Saturday, March 1, 2014

New Model Railroad Magazine: Trackside Model Railroading

A new model railroad magazine—there’s a sentence you don’t get to write much these days.

Called Trackside Model Railroading, the new monthly digital magazine aims to bring “the very best in layout coverage without cutting into your hobby funds.”

According to publishers Ross and Jennifer Waters, Trackside Model Railroading will feature at least two layouts each month, with a focus on photography.

Say the Waters: “The photographs will be dominant, as we believe they are vital to conveying the quality and feel of a layout.”

The magazine will also include how-to articles, current events in the world of railroading and new products.

As for cost, the Waters are charging $1.89 an issue, or $14.99 per year. They accept major credit cards and PayPal. 

Once purchased, the magazine can be read online or downloaded, and viewed on desktop computers, tablets or smartphones.

There is a bit of advertising; there were two advertisers in the first issue: Athearn and BLMA Models.

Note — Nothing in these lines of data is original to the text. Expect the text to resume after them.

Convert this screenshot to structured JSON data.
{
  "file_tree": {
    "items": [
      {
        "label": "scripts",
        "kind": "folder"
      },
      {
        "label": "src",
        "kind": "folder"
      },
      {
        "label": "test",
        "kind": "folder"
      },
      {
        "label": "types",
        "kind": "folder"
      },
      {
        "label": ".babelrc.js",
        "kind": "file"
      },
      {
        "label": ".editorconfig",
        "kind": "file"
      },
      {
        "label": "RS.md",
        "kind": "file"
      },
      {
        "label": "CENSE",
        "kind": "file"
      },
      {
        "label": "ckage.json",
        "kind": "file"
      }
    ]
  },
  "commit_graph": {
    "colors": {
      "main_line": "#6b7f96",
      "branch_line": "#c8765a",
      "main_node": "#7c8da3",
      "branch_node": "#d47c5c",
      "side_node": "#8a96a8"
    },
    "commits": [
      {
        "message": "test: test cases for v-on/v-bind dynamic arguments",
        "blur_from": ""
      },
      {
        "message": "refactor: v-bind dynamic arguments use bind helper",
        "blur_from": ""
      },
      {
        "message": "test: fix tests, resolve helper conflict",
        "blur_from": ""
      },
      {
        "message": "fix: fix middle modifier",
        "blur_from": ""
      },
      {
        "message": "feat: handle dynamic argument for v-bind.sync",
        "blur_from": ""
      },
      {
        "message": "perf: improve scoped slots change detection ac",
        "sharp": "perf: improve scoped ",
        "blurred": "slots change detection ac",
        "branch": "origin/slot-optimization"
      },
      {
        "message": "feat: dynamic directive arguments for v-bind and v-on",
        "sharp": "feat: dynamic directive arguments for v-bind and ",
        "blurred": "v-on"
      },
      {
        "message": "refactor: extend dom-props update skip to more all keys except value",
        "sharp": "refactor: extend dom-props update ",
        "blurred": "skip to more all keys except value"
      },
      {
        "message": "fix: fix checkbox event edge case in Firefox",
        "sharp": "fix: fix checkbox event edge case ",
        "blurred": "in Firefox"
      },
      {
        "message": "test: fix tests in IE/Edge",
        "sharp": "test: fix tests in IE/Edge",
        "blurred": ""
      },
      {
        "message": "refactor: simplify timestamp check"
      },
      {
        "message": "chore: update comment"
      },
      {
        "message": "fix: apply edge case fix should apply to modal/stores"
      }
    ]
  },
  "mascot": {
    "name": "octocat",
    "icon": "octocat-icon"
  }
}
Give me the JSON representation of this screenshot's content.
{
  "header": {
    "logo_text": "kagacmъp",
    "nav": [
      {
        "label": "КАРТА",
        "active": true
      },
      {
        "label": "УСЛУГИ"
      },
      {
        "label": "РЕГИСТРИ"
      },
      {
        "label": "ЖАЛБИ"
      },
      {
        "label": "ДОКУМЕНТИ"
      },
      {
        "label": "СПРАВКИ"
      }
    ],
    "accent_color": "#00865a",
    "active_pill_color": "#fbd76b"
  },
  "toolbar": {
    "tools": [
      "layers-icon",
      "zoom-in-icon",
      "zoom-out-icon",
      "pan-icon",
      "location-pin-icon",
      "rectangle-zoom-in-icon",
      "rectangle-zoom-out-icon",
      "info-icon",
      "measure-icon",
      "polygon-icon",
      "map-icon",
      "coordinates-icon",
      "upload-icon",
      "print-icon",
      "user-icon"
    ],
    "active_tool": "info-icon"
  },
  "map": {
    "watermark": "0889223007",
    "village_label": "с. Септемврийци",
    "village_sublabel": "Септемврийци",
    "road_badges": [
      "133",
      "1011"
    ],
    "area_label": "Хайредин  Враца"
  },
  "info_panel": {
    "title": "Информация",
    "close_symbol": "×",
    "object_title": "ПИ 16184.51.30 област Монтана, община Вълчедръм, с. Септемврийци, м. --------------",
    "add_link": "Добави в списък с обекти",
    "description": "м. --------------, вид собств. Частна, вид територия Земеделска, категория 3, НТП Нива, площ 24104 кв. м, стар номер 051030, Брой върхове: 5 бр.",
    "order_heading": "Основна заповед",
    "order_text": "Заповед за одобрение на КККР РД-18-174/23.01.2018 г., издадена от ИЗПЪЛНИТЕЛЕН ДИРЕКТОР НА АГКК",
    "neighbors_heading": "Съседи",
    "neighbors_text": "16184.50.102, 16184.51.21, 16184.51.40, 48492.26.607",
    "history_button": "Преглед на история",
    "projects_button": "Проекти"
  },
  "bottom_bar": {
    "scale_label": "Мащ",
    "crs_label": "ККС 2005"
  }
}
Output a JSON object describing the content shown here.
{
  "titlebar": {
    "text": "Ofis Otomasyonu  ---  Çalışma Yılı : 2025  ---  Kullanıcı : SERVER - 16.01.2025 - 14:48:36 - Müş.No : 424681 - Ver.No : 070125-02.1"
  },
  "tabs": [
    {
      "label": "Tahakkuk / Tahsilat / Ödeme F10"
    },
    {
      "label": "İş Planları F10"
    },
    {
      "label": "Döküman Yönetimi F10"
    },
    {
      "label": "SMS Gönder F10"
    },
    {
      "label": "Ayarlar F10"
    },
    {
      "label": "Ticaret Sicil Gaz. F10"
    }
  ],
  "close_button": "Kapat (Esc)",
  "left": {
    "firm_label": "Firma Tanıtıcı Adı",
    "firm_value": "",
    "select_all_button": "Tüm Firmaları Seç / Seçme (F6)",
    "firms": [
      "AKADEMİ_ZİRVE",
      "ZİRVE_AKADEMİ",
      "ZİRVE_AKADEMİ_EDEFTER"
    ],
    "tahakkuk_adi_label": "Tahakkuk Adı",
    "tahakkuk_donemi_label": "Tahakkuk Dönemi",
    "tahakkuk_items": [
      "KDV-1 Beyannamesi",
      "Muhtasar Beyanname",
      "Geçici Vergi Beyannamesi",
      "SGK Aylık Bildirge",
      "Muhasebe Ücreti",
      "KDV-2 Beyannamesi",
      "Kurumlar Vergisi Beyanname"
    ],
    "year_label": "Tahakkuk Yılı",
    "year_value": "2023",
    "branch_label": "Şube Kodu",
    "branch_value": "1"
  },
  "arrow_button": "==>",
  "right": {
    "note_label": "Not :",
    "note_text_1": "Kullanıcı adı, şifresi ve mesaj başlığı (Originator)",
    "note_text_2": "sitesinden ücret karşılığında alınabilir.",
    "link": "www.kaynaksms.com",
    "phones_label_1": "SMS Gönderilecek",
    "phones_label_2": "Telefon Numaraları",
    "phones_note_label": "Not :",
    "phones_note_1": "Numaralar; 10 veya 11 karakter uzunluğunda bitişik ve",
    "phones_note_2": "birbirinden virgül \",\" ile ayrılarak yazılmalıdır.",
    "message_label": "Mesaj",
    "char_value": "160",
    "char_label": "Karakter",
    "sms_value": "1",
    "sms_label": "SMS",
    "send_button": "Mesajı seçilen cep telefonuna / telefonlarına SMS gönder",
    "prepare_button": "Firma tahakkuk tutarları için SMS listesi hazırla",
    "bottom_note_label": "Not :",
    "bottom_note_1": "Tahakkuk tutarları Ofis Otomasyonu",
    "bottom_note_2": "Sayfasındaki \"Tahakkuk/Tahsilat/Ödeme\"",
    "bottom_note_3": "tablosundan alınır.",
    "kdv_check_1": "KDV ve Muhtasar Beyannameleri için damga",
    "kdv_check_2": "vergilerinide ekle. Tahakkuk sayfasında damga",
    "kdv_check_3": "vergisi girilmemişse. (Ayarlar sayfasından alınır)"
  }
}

As for why they started a magazine at all, in the premier issue (available free online) the couple says that it grows out of their interest in trains and photography. 

I have to give the Waters credit for being brave enough to start this venture. Whether digital or print, publishing a magazine is not for the faint of heart.

As for the magazine itself, to me it resembles the old Rail Model Journal (in terms of production values and layout). The photography in the issue is first-rate.

But don’t take my word for it; check it out for yourself.